Finally, almost every college (as well as the Common Application, used by over 500 colleges) provides an opportunity for the student to disclose a disability and explain how it has affected his or her performance. Students who are able and willing to explain their struggles with their disabilities can greatly improve their chances of admission.
Whether to write such an essay is a complicated question, requiring careful consideration of what that essay might convey, the issues involved, and the willingness of the student to reveal such information. I can help with that process, including careful editing before the essay is submitted as part of the college application.
College disability services vary widely
Many parents assume that all colleges are equipped to support their student’s disabilities. Not so, by a longshot. The quality and range of services provided by college “disability services” offices vary widely.
Some colleges are mostly geared toward temporary physical problems (e.g., a broken leg, need for a wheelchair). A few colleges specialize in helping students with certain disorders (notably Autism Spectrum Disorder and ADD/ADHD); a growing number maintain dormitories for students recovering from addiction.
However, most college Disability Services offices are not so specialized. They serve all students with “disabilities,” from wheelchair bound students to those suffering from anxiety. And even those that focus on disabilities may focus on one group of students, say those struggling with ADD/ADHD, but not students with another (e.g., Autism Spectrum Disorder). Matching the student with a Disability Office which supports them with respect to their disability is usually a huge challenge.
Worse, a surprisingly large number of college disability offices simply comply with the letter of anti-discrimination laws without actually providing meaningful support. You may have to dig deep to identify those with a commitment to your student.
The key is finding an environment where your student can find success. Because your student will face more challenges than some, that inquiry must be especially thorough and rigorous. The goal is to determine whether there is a good match between your student’s strengths and weaknesses and the ability and resources of the college to meet your student’s needs.

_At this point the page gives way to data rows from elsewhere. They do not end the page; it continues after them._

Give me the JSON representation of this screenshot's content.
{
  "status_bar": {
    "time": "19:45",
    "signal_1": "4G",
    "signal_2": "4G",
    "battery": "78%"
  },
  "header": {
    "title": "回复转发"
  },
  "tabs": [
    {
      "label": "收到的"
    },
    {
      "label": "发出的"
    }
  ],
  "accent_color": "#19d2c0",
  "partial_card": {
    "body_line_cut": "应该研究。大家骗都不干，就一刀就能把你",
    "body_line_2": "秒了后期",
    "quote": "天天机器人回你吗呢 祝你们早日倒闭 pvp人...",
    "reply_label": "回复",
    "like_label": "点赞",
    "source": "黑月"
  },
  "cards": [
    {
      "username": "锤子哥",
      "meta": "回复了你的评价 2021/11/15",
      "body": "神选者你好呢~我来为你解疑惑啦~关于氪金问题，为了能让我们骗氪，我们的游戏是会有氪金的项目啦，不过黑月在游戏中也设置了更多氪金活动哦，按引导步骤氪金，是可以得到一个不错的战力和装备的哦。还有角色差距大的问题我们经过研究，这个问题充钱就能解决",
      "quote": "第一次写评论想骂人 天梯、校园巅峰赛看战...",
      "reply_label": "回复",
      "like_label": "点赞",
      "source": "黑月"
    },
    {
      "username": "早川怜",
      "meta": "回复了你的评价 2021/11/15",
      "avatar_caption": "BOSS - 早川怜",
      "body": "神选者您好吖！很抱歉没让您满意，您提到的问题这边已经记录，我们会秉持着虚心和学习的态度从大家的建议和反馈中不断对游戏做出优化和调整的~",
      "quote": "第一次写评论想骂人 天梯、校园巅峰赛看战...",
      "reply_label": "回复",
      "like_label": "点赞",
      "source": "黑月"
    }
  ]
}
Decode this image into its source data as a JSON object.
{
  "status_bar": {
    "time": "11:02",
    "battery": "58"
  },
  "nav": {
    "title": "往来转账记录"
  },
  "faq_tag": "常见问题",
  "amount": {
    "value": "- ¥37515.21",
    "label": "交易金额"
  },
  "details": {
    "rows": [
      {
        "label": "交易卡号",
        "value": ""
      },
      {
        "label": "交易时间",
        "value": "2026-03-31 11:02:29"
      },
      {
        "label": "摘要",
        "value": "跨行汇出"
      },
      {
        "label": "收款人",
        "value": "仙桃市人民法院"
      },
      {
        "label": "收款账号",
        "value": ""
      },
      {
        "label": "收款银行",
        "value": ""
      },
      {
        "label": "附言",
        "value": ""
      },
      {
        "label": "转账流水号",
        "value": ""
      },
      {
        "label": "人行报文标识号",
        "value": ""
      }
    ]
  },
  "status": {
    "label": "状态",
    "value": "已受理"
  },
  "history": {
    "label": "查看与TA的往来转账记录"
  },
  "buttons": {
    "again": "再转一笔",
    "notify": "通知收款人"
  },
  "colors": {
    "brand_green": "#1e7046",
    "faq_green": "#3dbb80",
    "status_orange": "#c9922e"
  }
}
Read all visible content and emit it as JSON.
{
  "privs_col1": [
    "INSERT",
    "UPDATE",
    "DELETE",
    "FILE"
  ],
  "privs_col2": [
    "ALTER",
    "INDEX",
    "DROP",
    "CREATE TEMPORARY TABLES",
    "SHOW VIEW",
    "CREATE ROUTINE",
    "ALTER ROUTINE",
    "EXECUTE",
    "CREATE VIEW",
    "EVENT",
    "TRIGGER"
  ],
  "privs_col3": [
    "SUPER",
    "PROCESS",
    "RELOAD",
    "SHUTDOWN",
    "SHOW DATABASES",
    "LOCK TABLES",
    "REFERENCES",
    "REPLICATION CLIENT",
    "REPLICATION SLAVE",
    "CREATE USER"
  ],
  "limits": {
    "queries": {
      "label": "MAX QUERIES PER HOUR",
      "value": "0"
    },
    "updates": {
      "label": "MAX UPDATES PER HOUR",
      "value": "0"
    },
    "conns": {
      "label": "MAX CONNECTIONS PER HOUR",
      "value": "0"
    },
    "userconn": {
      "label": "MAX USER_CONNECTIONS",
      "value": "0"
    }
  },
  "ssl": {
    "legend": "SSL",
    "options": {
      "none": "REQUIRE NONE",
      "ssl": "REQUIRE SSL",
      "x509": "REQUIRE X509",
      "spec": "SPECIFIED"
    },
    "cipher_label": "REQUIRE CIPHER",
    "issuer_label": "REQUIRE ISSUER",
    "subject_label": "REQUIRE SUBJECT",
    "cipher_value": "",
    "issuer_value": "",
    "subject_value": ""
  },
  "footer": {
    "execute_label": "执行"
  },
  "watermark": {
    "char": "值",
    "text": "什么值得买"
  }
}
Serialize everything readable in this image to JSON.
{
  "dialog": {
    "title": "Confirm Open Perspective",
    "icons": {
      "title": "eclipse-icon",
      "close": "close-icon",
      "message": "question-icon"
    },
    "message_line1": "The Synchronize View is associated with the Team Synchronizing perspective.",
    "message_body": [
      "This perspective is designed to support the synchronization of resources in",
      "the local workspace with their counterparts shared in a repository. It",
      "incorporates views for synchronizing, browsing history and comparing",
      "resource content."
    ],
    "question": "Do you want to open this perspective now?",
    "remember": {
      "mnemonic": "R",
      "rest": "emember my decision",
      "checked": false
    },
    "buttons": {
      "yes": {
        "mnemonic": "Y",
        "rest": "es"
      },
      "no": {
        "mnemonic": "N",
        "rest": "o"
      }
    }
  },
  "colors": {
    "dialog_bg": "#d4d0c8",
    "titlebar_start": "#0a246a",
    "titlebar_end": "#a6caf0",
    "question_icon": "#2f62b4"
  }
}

The fact that your student has special needs does not necessarily rule out large, mainstream colleges. Although many students will benefit from a small, nurturing atmosphere, a student who is less social or even anxious around others may be uncomfortable with a small college where no student goes unnoticed. Further, a large school in an urban area may be more likely to offer specialized services, such as on-site psychiatric care (including medications), than a college in a small farm town. There are many variables specific to your student which need to be taken into account.
Indeed, an important part of evaluating colleges is visiting them. You and your student should stroll onto campus and visit with the disabilities coordinator and counselors. There is no substitute for you and your student sitting across the table from the people who will be your student’s “lifeline” for the next four years. (Of course, I can give you a list of topics to cover.)
Do not approach the process with preconceived notions of what you will find. You may well be pleasantly surprised.
I live in Tucson and am available to help you and your student. I have received training – and have experience – in guiding students with disabilities to their “best fit” colleges. In addition, I am part of a network of college counselors specializing in students with disabilities. This means that I can assist you in finding doctors, medical facilities, psychiatrists, and therapists, both locally and where your student may attend college. Finally, I will do the sheer, dogged research required to find the “best fit” colleges for your student, and help your student win admission to them.